How to Win the Lottery

lottery is a form of gambling wherein participants bet money or merchandise in exchange for the chance to win a prize. Some people use lotteries to build up a nest egg, while others use them as a way of raising funds for charitable causes. A common misconception is that winning the lottery requires luck, but in reality, there are a number of strategies you can employ to increase your chances of winning. These strategies can include playing the numbers that haven’t been drawn lately or using a specific set of numbers. You should also avoid picking numbers that end in the same digit or those that have already been chosen.

Lotteries have been around for centuries and are commonly used in a variety of ways, including military conscription, commercial promotions (in which property or products are given away by drawing lots) and selecting jury members. Some modern lotteries are simply games in which players attempt to match the numbers and symbols on a ticket with a series of clues, while others have more significant social or political implications.

Despite the controversy surrounding lotteries, they are often a popular source of revenue for state governments. Most states have adopted them, and most of them operate multiple lotteries. In addition to state-sponsored lotteries, many private companies sponsor them as a means of marketing their products and services. In the United States, the Continental Congress voted to hold a lottery in 1776 in an effort to raise funds for the American Revolution, but the plan was abandoned. In the early nineteenth century, privately organized lotteries were popular and helped finance such projects as building Harvard, Dartmouth, Yale, and King’s College.

Although some critics have argued that lotteries promote gambling, most studies show that participation in the lottery is relatively low and that it does not lead to problem gambling. In fact, the lottery is considered a safe form of gambling because it does not involve large amounts of money and is regulated by state and federal law.
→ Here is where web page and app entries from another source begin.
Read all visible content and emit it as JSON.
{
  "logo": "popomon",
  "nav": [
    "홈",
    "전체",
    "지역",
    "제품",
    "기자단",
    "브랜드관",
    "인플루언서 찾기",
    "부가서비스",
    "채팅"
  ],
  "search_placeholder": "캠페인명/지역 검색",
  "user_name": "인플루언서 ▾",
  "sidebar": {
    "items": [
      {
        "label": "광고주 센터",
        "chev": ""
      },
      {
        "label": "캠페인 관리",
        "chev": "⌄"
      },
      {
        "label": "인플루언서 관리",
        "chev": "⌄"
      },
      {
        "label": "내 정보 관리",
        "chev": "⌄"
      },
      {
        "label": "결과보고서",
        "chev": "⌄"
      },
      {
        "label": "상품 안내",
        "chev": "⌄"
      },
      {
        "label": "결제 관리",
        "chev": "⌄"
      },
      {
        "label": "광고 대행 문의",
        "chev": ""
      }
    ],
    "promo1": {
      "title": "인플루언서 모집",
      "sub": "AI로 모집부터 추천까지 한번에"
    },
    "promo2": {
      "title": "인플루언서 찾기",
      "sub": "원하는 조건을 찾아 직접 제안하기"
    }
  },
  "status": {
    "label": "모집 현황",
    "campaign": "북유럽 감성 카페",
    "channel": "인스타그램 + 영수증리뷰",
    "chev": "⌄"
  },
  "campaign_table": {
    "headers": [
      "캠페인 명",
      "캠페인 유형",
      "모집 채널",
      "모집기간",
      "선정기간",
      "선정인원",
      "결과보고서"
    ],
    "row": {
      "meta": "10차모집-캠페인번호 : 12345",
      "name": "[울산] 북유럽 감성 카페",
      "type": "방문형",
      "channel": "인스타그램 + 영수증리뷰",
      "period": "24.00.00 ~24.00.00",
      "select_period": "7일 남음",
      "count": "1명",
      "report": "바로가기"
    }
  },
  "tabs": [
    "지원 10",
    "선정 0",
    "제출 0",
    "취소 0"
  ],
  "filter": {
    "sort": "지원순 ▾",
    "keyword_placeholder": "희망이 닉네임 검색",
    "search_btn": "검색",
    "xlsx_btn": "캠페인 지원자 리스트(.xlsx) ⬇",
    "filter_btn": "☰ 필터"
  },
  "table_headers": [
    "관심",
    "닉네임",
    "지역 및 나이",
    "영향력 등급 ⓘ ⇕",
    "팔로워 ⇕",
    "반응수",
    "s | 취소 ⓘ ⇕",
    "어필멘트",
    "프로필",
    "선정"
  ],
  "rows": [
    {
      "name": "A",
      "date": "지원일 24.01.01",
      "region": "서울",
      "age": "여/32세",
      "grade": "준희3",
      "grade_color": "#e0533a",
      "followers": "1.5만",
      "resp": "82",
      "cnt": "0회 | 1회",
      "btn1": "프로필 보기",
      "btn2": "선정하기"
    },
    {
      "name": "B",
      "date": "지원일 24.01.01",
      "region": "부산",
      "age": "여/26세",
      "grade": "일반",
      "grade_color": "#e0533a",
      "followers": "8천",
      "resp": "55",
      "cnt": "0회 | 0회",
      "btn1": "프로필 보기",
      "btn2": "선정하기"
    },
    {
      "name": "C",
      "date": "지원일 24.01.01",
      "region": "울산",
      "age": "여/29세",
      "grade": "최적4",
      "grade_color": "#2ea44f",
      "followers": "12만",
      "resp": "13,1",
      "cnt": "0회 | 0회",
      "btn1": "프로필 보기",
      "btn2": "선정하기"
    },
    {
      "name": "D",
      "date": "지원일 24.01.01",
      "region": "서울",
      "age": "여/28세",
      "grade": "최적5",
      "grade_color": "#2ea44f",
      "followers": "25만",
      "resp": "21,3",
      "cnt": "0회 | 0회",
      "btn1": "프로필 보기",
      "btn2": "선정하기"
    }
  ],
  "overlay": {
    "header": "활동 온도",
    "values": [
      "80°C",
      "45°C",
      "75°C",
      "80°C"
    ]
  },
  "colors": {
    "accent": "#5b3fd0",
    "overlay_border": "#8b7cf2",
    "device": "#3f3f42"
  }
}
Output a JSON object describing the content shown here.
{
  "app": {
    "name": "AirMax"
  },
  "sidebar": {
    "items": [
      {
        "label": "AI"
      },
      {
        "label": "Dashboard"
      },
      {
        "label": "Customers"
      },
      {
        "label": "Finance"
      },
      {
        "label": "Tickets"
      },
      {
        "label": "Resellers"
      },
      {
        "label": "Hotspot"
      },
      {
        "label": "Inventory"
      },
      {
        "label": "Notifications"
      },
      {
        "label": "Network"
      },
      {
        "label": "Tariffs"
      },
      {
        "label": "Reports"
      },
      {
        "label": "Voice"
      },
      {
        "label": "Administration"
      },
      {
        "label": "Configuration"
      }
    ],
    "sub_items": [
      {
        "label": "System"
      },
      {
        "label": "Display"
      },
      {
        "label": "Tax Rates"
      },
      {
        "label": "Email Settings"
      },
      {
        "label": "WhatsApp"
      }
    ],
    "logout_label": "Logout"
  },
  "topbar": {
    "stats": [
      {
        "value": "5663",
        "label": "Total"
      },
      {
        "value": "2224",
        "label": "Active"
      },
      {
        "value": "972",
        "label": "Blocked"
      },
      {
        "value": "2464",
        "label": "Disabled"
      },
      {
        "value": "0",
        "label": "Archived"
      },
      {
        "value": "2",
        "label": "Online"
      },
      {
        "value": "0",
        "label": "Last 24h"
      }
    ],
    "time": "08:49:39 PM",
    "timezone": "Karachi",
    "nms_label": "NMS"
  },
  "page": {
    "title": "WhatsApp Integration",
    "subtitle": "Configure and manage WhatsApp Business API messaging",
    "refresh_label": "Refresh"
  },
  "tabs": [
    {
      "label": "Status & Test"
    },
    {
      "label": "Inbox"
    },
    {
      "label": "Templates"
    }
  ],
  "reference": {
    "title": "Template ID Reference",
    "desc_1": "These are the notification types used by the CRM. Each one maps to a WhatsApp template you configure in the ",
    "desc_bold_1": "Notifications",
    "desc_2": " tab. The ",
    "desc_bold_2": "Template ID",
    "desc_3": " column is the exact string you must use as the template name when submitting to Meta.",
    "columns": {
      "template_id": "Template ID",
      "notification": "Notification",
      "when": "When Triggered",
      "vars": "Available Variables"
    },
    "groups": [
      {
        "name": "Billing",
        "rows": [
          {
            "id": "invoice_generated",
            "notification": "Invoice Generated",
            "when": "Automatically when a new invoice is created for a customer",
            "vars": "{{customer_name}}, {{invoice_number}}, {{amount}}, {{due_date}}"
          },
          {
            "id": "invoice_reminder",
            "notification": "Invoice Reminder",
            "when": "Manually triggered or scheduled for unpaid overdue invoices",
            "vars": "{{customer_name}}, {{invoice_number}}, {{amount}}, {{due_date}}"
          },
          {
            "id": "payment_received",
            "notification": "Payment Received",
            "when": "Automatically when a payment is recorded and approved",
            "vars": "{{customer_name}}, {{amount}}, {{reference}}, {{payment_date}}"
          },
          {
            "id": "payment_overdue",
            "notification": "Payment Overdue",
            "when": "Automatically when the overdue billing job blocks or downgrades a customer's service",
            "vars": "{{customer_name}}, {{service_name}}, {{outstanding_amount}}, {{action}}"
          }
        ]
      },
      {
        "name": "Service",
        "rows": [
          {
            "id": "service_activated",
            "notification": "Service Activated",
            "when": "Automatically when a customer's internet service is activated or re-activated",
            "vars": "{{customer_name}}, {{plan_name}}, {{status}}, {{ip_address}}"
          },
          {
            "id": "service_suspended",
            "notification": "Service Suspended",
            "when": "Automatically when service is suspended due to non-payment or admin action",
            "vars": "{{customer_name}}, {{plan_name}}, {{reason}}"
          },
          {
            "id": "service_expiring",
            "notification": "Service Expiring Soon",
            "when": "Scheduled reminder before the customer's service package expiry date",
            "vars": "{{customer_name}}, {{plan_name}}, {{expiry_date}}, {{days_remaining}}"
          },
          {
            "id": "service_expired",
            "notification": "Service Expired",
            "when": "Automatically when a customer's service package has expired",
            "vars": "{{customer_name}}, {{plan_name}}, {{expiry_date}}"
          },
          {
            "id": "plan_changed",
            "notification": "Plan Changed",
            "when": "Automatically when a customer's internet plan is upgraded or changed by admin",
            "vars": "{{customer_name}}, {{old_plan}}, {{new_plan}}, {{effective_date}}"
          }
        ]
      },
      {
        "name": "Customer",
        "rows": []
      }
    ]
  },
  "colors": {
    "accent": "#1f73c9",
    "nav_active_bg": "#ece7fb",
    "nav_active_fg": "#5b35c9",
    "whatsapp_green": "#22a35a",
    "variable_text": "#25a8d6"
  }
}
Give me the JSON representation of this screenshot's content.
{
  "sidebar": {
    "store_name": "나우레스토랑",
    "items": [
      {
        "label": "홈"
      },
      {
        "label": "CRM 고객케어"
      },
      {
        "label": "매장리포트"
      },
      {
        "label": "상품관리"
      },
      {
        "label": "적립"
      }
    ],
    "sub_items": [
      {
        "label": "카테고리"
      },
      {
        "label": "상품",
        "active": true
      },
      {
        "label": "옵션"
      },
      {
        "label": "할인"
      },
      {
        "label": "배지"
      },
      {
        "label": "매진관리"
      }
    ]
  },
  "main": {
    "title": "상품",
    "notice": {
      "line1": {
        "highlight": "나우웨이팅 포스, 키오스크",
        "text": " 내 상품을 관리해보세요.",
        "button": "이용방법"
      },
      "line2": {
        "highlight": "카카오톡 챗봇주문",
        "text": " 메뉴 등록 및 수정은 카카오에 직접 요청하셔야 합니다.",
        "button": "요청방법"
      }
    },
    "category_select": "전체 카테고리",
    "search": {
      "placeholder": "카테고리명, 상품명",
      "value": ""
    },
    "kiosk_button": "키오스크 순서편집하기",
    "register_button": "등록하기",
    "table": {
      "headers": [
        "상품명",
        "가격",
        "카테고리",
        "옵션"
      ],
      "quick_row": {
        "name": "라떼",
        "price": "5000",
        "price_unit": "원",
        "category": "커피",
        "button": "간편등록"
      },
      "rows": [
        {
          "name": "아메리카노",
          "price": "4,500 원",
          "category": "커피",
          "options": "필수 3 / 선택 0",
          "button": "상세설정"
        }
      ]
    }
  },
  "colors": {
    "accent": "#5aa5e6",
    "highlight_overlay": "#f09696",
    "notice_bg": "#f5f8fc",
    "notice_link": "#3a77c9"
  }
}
When playing the lottery, it is important to remember that the odds of winning are very low. It is not true that one particular set of numbers is luckier than another, and it’s also important to keep in mind that your odds don’t get better the longer you play. It’s not unusual for a player to go years without winning anything, so it’s important to remain patient and keep playing.

It’s worth mentioning that if you are going to be buying tickets, it is best to play smaller games with less numbers. This will give you the best chance of winning. For example, a state pick-3 game only has three numbers to choose from, which will make it easier for you to select a winning sequence. You can also buy scratch cards for a quick and easy fix, but be sure to check the rules of the individual games before making a purchase.